“That’s ridiculous,” Taylor responded. “The only thing I’m trying to do is protect our homes.”

Moya’s office said — but not in a particularly convincing manner — that the council member hadn’t asked Johnson to disallow the AirTrain hearing.

What Council Member Moya has said repeatedly about the AirTrain is that anyone who opposes the plan or has concerns should absolutely make them known with the Port Authority and the state lawmakers who authorized the project in the first place,” said Moya’s spokesman, Ryan Sit.

Whatever the truth, the refusal to hold a hearing is a blow to the Queens-based opposition to the project and good government groups that hoped a Council hearing could have led to forcing the Port Authority to submit the AirTrain project to the city’s Uniform Land Use Review Process. (Currently, the only environmental review of the project is being conducted by the Federal Aviation Administration — which has ignored many local and citywide concerns, including rejecting 47 alternatives and strategies to get flyers to the airport).

The so-called Backwards AirTrain, a pet project of Gov. Cuomo, would run 1.5 miles from LaGuardia to Willets Point on raised pylons alongside the Grand Central Parkway and Flushing Bay promenade. It would connect to the 7 train and the LIRR’s Port Washington branch — bringing travelers further east before they would double back to Manhattan or other points west of the airport.

Boosters, such as Port Authority Executive Director Rick Cotton, contend that the AirTrain’s “backwards” route is the best, greenest option for creating a railroad connection to the airport, and that proposed alternatives are non-starters. The project is supported by local elected officials such as Moya and the construction unions and commercial groups that stand to benefit from it.

But many transit experts think that the route makes little transit sense, especially given its cost, which has ballooned four-fold from $500 million five years ago. They say that the 7 line, which is served by narrow-body, overcrowded trains, would be hard pressed to accommodate passengers with luggage, while the infrequent LIRR Port Washington trains do not provide service through the transit hub at Jamaica. They propose that the Metropolitan Transportation Authority beef up bus service or build out other transit options instead.

A spokeswoman for the Port Authority, Lindsay Kryzak, sidestepped the controversy. “There are no taxpayer dollars going to the proposed AirTrain LGA, which will benefit millions of travelers and take thousands of cars off streets in local communities.”

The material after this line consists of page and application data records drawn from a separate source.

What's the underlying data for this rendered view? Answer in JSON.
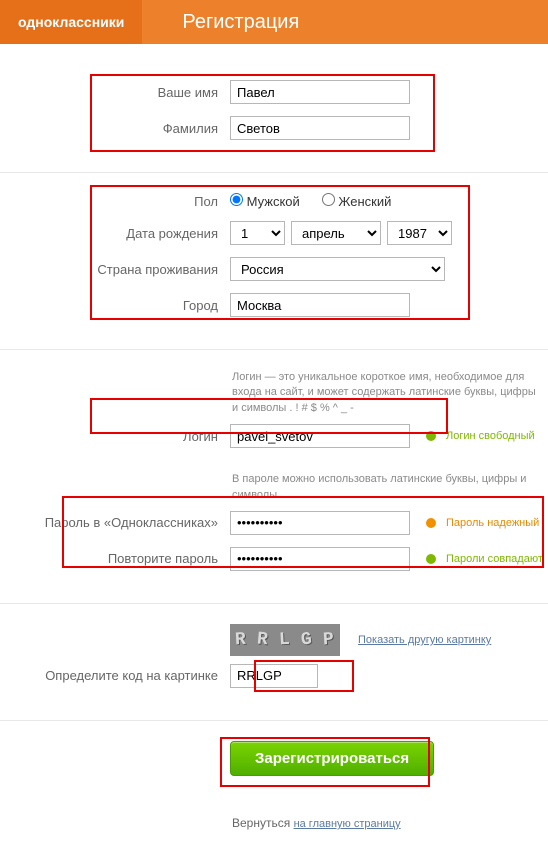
{
  "header": {
    "brand": "одноклассники",
    "title": "Регистрация"
  },
  "name": {
    "first_label": "Ваше имя",
    "first_value": "Павел",
    "last_label": "Фамилия",
    "last_value": "Светов"
  },
  "gender": {
    "label": "Пол",
    "male": "Мужской",
    "female": "Женский"
  },
  "dob": {
    "label": "Дата рождения",
    "day": "1",
    "month": "апрель",
    "year": "1987"
  },
  "country": {
    "label": "Страна проживания",
    "value": "Россия"
  },
  "city": {
    "label": "Город",
    "value": "Москва"
  },
  "login": {
    "hint": "Логин — это уникальное короткое имя, необходимое для входа на сайт, и может содержать латинские буквы, цифры и символы . ! # $ % ^ _ -",
    "label": "Логин",
    "value": "pavel_svetov",
    "status": "Логин свободный"
  },
  "password": {
    "hint": "В пароле можно использовать латинские буквы, цифры и символы",
    "label": "Пароль в «Одноклассниках»",
    "value": "••••••••••",
    "repeat_label": "Повторите пароль",
    "repeat_value": "••••••••••",
    "status_strength": "Пароль надежный",
    "status_match": "Пароли совпадают"
  },
  "captcha": {
    "refresh": "Показать другую картинку",
    "label": "Определите код на картинке",
    "input": "RRLGP",
    "glyphs": [
      "R",
      "R",
      "L",
      "G",
      "P"
    ]
  },
  "submit": "Зарегистрироваться",
  "return": {
    "prefix": "Вернуться ",
    "link": "на главную страницу"
  }
}
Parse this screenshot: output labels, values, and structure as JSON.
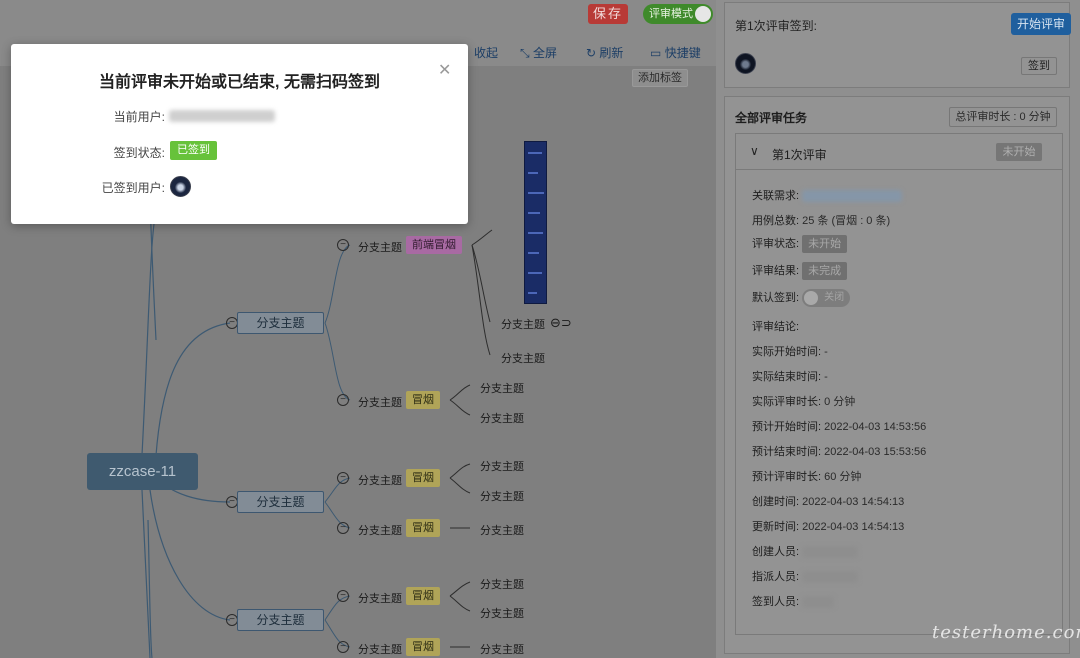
{
  "toolbar": {
    "save_label": "保存",
    "review_mode_label": "评审模式",
    "collapse_label": "收起",
    "fullscreen_label": "全屏",
    "refresh_label": "刷新",
    "shortcut_label": "快捷键",
    "add_tag_label": "添加标签"
  },
  "mindmap": {
    "root": "zzcase-11",
    "branch_label": "分支主题",
    "tag_smoke": "冒烟",
    "tag_frontend_smoke": "前端冒烟"
  },
  "modal": {
    "title": "当前评审未开始或已结束, 无需扫码签到",
    "current_user_label": "当前用户:",
    "checkin_status_label": "签到状态:",
    "checkin_status_value": "已签到",
    "signed_users_label": "已签到用户:"
  },
  "sidebar": {
    "checkin_title": "第1次评审签到:",
    "start_review_label": "开始评审",
    "checkin_button_label": "签到",
    "all_tasks_title": "全部评审任务",
    "total_duration": "总评审时长 : 0 分钟",
    "review": {
      "title": "第1次评审",
      "status_badge": "未开始",
      "fields": {
        "related_req_label": "关联需求:",
        "case_total_label": "用例总数:",
        "case_total_value": "25 条 (冒烟 : 0 条)",
        "review_status_label": "评审状态:",
        "review_status_value": "未开始",
        "review_result_label": "评审结果:",
        "review_result_value": "未完成",
        "default_checkin_label": "默认签到:",
        "default_checkin_value": "关闭",
        "conclusion_label": "评审结论:",
        "actual_start_label": "实际开始时间:",
        "actual_start_value": "-",
        "actual_end_label": "实际结束时间:",
        "actual_end_value": "-",
        "actual_duration_label": "实际评审时长:",
        "actual_duration_value": "0 分钟",
        "planned_start_label": "预计开始时间:",
        "planned_start_value": "2022-04-03 14:53:56",
        "planned_end_label": "预计结束时间:",
        "planned_end_value": "2022-04-03 15:53:56",
        "planned_duration_label": "预计评审时长:",
        "planned_duration_value": "60 分钟",
        "created_label": "创建时间:",
        "created_value": "2022-04-03 14:54:13",
        "updated_label": "更新时间:",
        "updated_value": "2022-04-03 14:54:13",
        "creator_label": "创建人员:",
        "assignee_label": "指派人员:",
        "checkin_users_label": "签到人员:"
      }
    }
  },
  "watermark": "testerhome.com",
  "colors": {
    "primary": "#409eff",
    "success": "#67c23a",
    "danger": "#f56c6c",
    "overlay": "rgba(0,0,0,0.5)"
  }
}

The controversy comes as two more local lawmakers, State Sen. Jessica Ramos and Council member Costa Constantinides, announced that they won’t support the AirTrain because it is a waste of money that adds nothing to local transit.

Their comments came weeks after Rep. Alexandria Ocasio-Cortez, whose district includes the airport, wrote to the FAA last month asking for a stay on the AirTrain project because, she said, officials had ruled out viable alternatives without adequate explanation and had disregarded the overwhelmingly negative reaction from the community and would-be train users. Her office told that it had not received a response from the FAA.